The Irish Sporting Nation
Written by therock67
Friday, 22 September 2006
How many times have we heard Ireland described as a great sporting nation? We love to talk about ourselves as great sports people. Indeed sometimes we are heard to comment on how remarkable it is that a country our size can have so much success in sport. The reality, unfortunately, is very different. Our global successes pale into insignificance beside most countries of equal size. At best we are a nation of eager sports enthusiasts: supporters and aficionados but average competitors. At worst we are a nation of gombeen men: swallowing the hype about our greatness, while we all don leprauchan hats and head overseas to support our miserable teams.
One of the huge difficulties in assessing our appetite for, and competence at, sport is the popularity of gaelic games in this country. It is inevitable that many of our most talented sportspeople will be involved in gaelic football or hurling, where comparisons with international standards are either difficult or impossible. It is natural that our success in international sporting fields will be diminished when a high percentage of our elite athletes are competing in a sport without a true international dimension. This is one of the areas where Irish sport is unique, and it is one element of Irish sport that we can be rightly proud of.
Internationally we have undoubtedly had some great sporting successes over the years. Stephen Roche winning the Tour de France, the Giro d’Italia and the World Championships in 1987 stands out as a remarkable individual achievement. Our jockeys at national hunt and flat racing are top class, as our are trainers. Olympic medals won by Carruth, Delaney, O Connor and Smyth were extraordinary individual feats - a little too extraordinary in a couple of cases. Our soccer team have certainly raised the bar in the past twenty years, from a team of decent individuals and occassional results to relatively consistent performers on the international stage.

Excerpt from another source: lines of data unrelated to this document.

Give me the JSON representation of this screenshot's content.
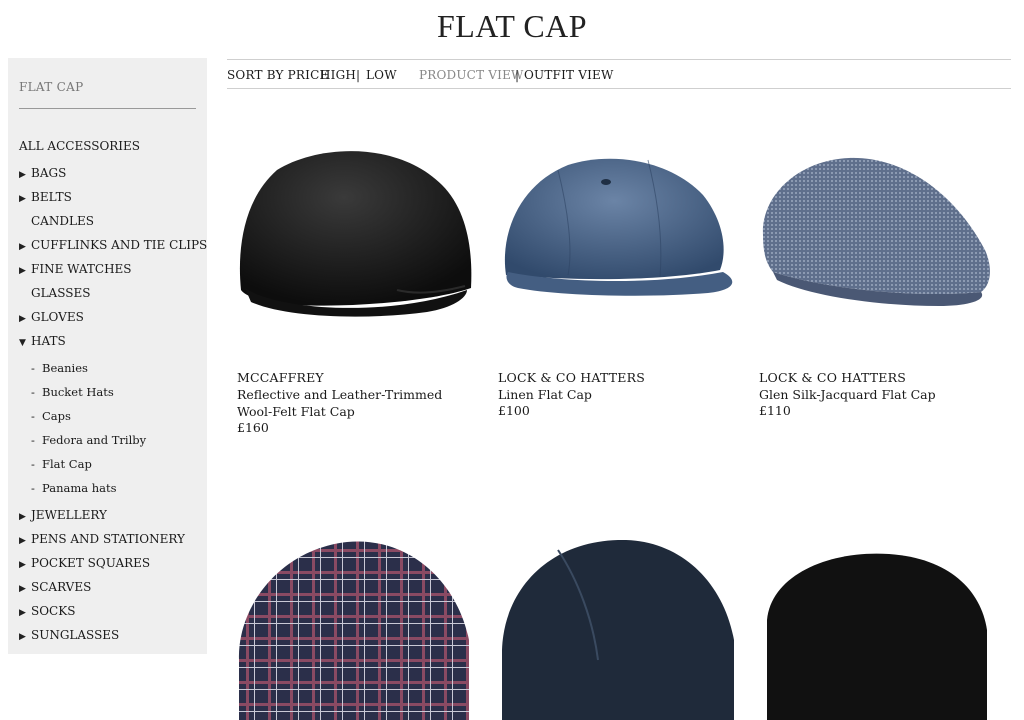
{
  "page": {
    "title": "FLAT CAP"
  },
  "sidebar": {
    "heading": "FLAT CAP",
    "items": [
      {
        "label": "ALL ACCESSORIES",
        "arrow": "",
        "sub": false
      },
      {
        "label": "BAGS",
        "arrow": "right",
        "sub": false
      },
      {
        "label": "BELTS",
        "arrow": "right",
        "sub": false
      },
      {
        "label": "CANDLES",
        "arrow": "",
        "sub": false
      },
      {
        "label": "CUFFLINKS AND TIE CLIPS",
        "arrow": "right",
        "sub": false
      },
      {
        "label": "FINE WATCHES",
        "arrow": "right",
        "sub": false
      },
      {
        "label": "GLASSES",
        "arrow": "",
        "sub": false
      },
      {
        "label": "GLOVES",
        "arrow": "right",
        "sub": false
      },
      {
        "label": "HATS",
        "arrow": "down",
        "sub": false
      },
      {
        "label": "Beanies",
        "arrow": "",
        "sub": true
      },
      {
        "label": "Bucket Hats",
        "arrow": "",
        "sub": true
      },
      {
        "label": "Caps",
        "arrow": "",
        "sub": true
      },
      {
        "label": "Fedora and Trilby",
        "arrow": "",
        "sub": true
      },
      {
        "label": "Flat Cap",
        "arrow": "",
        "sub": true
      },
      {
        "label": "Panama hats",
        "arrow": "",
        "sub": true
      },
      {
        "label": "JEWELLERY",
        "arrow": "right",
        "sub": false
      },
      {
        "label": "PENS AND STATIONERY",
        "arrow": "right",
        "sub": false
      },
      {
        "label": "POCKET SQUARES",
        "arrow": "right",
        "sub": false
      },
      {
        "label": "SCARVES",
        "arrow": "right",
        "sub": false
      },
      {
        "label": "SOCKS",
        "arrow": "right",
        "sub": false
      },
      {
        "label": "SUNGLASSES",
        "arrow": "right",
        "sub": false
      }
    ]
  },
  "toolbar": {
    "sort_label": "SORT BY PRICE",
    "high": "HIGH",
    "separator": "|",
    "low": "LOW",
    "product_view": "PRODUCT VIEW",
    "outfit_view": "OUTFIT VIEW"
  },
  "products": [
    {
      "brand": "MCCAFFREY",
      "name": "Reflective and Leather-Trimmed Wool-Felt Flat Cap",
      "price": "£160",
      "image": "black-wool-flat-cap"
    },
    {
      "brand": "LOCK & CO HATTERS",
      "name": "Linen Flat Cap",
      "price": "£100",
      "image": "blue-linen-newsboy-cap"
    },
    {
      "brand": "LOCK & CO HATTERS",
      "name": "Glen Silk-Jacquard Flat Cap",
      "price": "£110",
      "image": "blue-jacquard-flat-cap"
    },
    {
      "brand": "",
      "name": "",
      "price": "",
      "image": "plaid-flat-cap"
    },
    {
      "brand": "",
      "name": "",
      "price": "",
      "image": "navy-flat-cap"
    },
    {
      "brand": "",
      "name": "",
      "price": "",
      "image": "black-flat-cap"
    }
  ],
  "colors": {
    "sidebar_bg": "#efefef",
    "muted": "#888888",
    "text": "#1a1a1a"
  }
}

We have produced some truly world class rugby players over the years: whatever one thinks of Brian O Driscoll he is an outstanding talent. We have had some excellent golf players over the years, though we are without a major win in the last fifty years. On the athletics track John Treacey, Eamon Coughlan and Sonia O Sullivan (along with the aforementioned Delaney) have been worthy competitors. We are lead to believe that our current crop of rowers are in the top bracket. Steve Collins, Barry McGuigan, Wayne McCullough are all world title holders. There are obviously other athletes in more obscure sports who excel in their respective fields, though none are competing in the more global sports. Does this represent a nation punching above its weight or should we not be expecting a few individuals in a few sports to excel from time to time, by virtue of the law of averages if nothing else.
However a closer examination of some of these achievements removes some of the gloss. Cian O Connor’s gold medal has been stripped. Michelle Smyth’s successes at Atlanta have been wiped from the memory (though oddly both Jimmy Magee and Cathal Dervan seem determined to cling onto the notion that she is a misunderstood national hero). Of the nine gold medals awarded to Irish athletes at Summer Olympics (admittedly this figure is distorted by the 26 county/6 county split in some spots), one was stripped for a doping offence and three more are severely tarnished by a subsequent drugs ban. That leaves us with five blemish-free gold medals. More controversially the successes of Stephen Roche is not as crystal clean as one might hope. Roche was implicated in the trial of Dr Giovanni Grazzi (a doctor in the Carrera team), whom it was claimed administered EPO to the riders. Although the judge stated that “One cannot but arrive at the conclusion that Dr Grazzi was effectively involved in the direct dispensing of EPO,” too much time has passed for Roche or the team officials to be tried under Italian law. While the horse racing industry in Ireland has many extremely talented individuals such as Tony McCoy, Ruby Walsh, Kieran Fallon and Aidan O’Brien it is just that: an industry. Much of our success is built on multi-millionaire owners benefiting from tax exemptions to fund their operations.
Our current world class performers are very thin on the ground. This is not to lay the blame with our sportspeople, rather it calls into question our right to consider ourselves a major player in international sport. We don’t really have any medal contenders jumpting out at us for the next Summer Olympics. Our soccer team is enjoying a break from expectation as we are told they are “building for the future.” Our rugby team is knocking on the door of the top level and threatening to become major players. The suspicions is that this is nothing more thatn a threat however and in time we will regress to also-rans in the six nations and world cup. Certainly we are unlikely to improve over the long-term when our player base is so small and the IRFU are doing precious little to move the game outside its current comfort zone. The over-reliance on a school structure, rather than clubs or parishes, coupled with the greedy ticket pricing for the Croke Park internationals should serve to keep the working classes away from the game in the Dublin area anyway.